By mid-2020, common words and phrases in meetings changed from “pivot,” “deep dive,” and “move the needle” to “you’re on mute,” “do you see my screen?” and “I have a bad connection” as many organizations transitioned to remote work.
And now in 2021, companies and organizations are changing and adapting to meet the shifting needs of their customers and the economic challenges presented by COVID-19. For many organizations, working from home is still a reality and will either continue indefinitely for several more months or in some hybrid version where some employees are in the office and others remote. The question many leaders are asking is: “How do I foster team effectiveness and build a strong culture without sharing the same physical location?”
Evolving and Adapting Teams
Global organizations and others have faced this challenge for years. However, for some leaders, the transition to working from home is a significant shift in the way they work. One of the keys to successfully leading remote teams is adaptability. Adaptive leadership requires a leader to constantly assess the changing needs of the team, the project, or the organization and evolve to meet those needs.
Leading virtual teams is a topic in the course “Leading Project Teams” that I teach at Georgetown University’s School of Continuing Studies. I firmly believe leaders have the ability to thrive in this new “normal.” Study after study shows that employees who are highly engaged and have opportunities to learn and grow contribute significantly to an organization’s objectives and goals.
There are three key areas of focus for increasing team effectiveness and performance for remote teams:
Focus on the Individual
Set up regular one-on-one meetings with each member of your team.

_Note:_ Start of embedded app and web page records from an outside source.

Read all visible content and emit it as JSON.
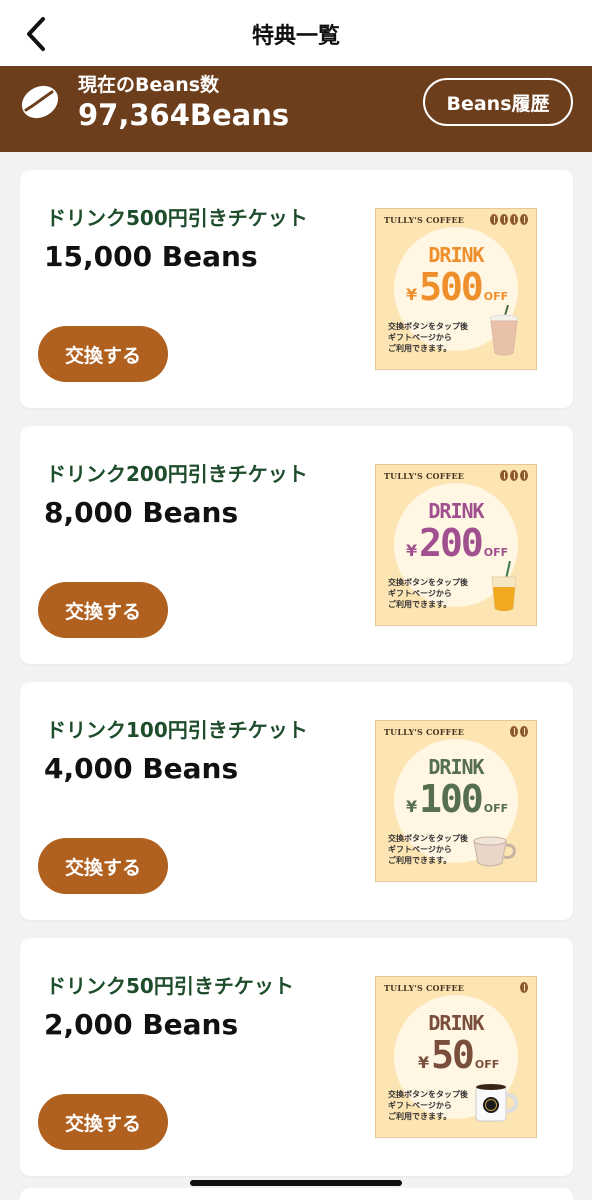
{
  "nav": {
    "title": "特典一覧"
  },
  "banner": {
    "label": "現在のBeans数",
    "value": "97,364Beans",
    "history_button": "Beans履歴"
  },
  "cards": [
    {
      "title": "ドリンク500円引きチケット",
      "cost": "15,000 Beans",
      "button": "交換する",
      "ticket": {
        "logo": "TULLY'S COFFEE",
        "drink": "DRINK",
        "yen": "¥",
        "amount": "500",
        "off": "OFF",
        "note": [
          "交換ボタンをタップ後",
          "ギフトページから",
          "ご利用できます。"
        ],
        "color": "#ef8f2c",
        "beans": 4
      }
    },
    {
      "title": "ドリンク200円引きチケット",
      "cost": "8,000 Beans",
      "button": "交換する",
      "ticket": {
        "logo": "TULLY'S COFFEE",
        "drink": "DRINK",
        "yen": "¥",
        "amount": "200",
        "off": "OFF",
        "note": [
          "交換ボタンをタップ後",
          "ギフトページから",
          "ご利用できます。"
        ],
        "color": "#a0508e",
        "beans": 3
      }
    },
    {
      "title": "ドリンク100円引きチケット",
      "cost": "4,000 Beans",
      "button": "交換する",
      "ticket": {
        "logo": "TULLY'S COFFEE",
        "drink": "DRINK",
        "yen": "¥",
        "amount": "100",
        "off": "OFF",
        "note": [
          "交換ボタンをタップ後",
          "ギフトページから",
          "ご利用できます。"
        ],
        "color": "#566f4f",
        "beans": 2
      }
    },
    {
      "title": "ドリンク50円引きチケット",
      "cost": "2,000 Beans",
      "button": "交換する",
      "ticket": {
        "logo": "TULLY'S COFFEE",
        "drink": "DRINK",
        "yen": "¥",
        "amount": "50",
        "off": "OFF",
        "note": [
          "交換ボタンをタップ後",
          "ギフトページから",
          "ご利用できます。"
        ],
        "color": "#7a4e3c",
        "beans": 1
      }
    }
  ],
  "theme": {
    "banner_bg": "#6d3e1c",
    "button_bg": "#b0601f",
    "title_green": "#1e4d2b"
  }
}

If you already do this, you may want to consider increasing the length or frequency while working remotely. Keep in mind that you no longer have opportunities to stop by your team members’ desks to check in or have the informal conversations normally conducted in the workplace.
LISTEN – ask open-ended questions during your meetings to determine how they are coping with the changes and how you can best support them.
Provide feedback regularly. A simple “thank you” goes a long way, even if by email, to help your team members feel appreciated when they may be feeling isolated.
Respond to your teams’ communications, even if a response is not requested, to let them know you have read their message.
Be aware of signs of stress from your team. Some employees may not want to share personal challenges they are facing due to the pandemic, such as family members who have suffered job loss or have COVID-19.
Be a coach and mentor for each member of your team.
Engage Your Team
As with the individual members of your team, you may want to increase the frequency of your team meetings so your team remains up-to-date on key information they need to know and involved in the decision-making process.
Increase your communication and keep the team aware of how their work is contributing to the strategic objectives of the work unit and organization. As a leader, provide the compelling direction for the team and the information they need to be successful.
As a team, create and document team norms related to video conferencing, timing of communication and response, etc. Be aware of family situations that may impact members of your team and the times of day they may not be available.
Provide opportunities for the team to connect and communicate in a fun environment. My team started a weekly themed meeting on Friday afternoons. Some themes included holiday celebrations, favorite movies, college sports, etc. Individuals came to the meeting with a background, prop, accessory, or costume and shared stories based on the theme. This provided a means to connect on topics outside of work and to get to know one another better.
Take advantage of any opportunity, when safe, to bring your team together face-to-face.
Support the Team
Work with each member of your team on their professional development plans and help them find online opportunities to add to or enhance their skills.
If your organization provides tuition reimbursement, now may be a great time for some individuals to pursue a certificate or degree while they are spending less time commuting.
Consider starting a mentoring program. This could be a great way to onboard new members of your team while working remotely so they become connected to the team and the overall organization.
Set up monthly “Coffee Chats” for members of your team to meet with members of other teams within the same business unit with whom they may not have regular communication.
And finally, provide resources for physical and mental health while working at home. Some examples include helpful hints for ergonomics for home workspaces, ways to reduce eye strain, and ways to relieve stress.
Building a sense of community can be challenging when working remotely, but a leader who motivates, inspires, influences, and coaches will serve their team well.
Amy L. Warner, MPM, PMP
Amy Warner has over 20 years of project management experience. Her professional experience includes working for both The Hershey Company and Harley-Davidson Motor Company. At Hershey, she managed experiential projects for The Hershey Experience team at their owned retail locations. At Harley-Davidson she provided operational oversight for the factory tour and company store locations throughout the United States. She has led projects involving experiential development, retail stores, exhibits, new product development and strategic initiatives. Amy holds a Master of Project Management degree from the Pennsylvania State University and is certified as a Project Management Professional by the Project Management Institute. She has also completed certificates from Cornell University in Innovation Strategy, Executive Leadership and Hospitality Management and is currently studying Change Management at Cornell University.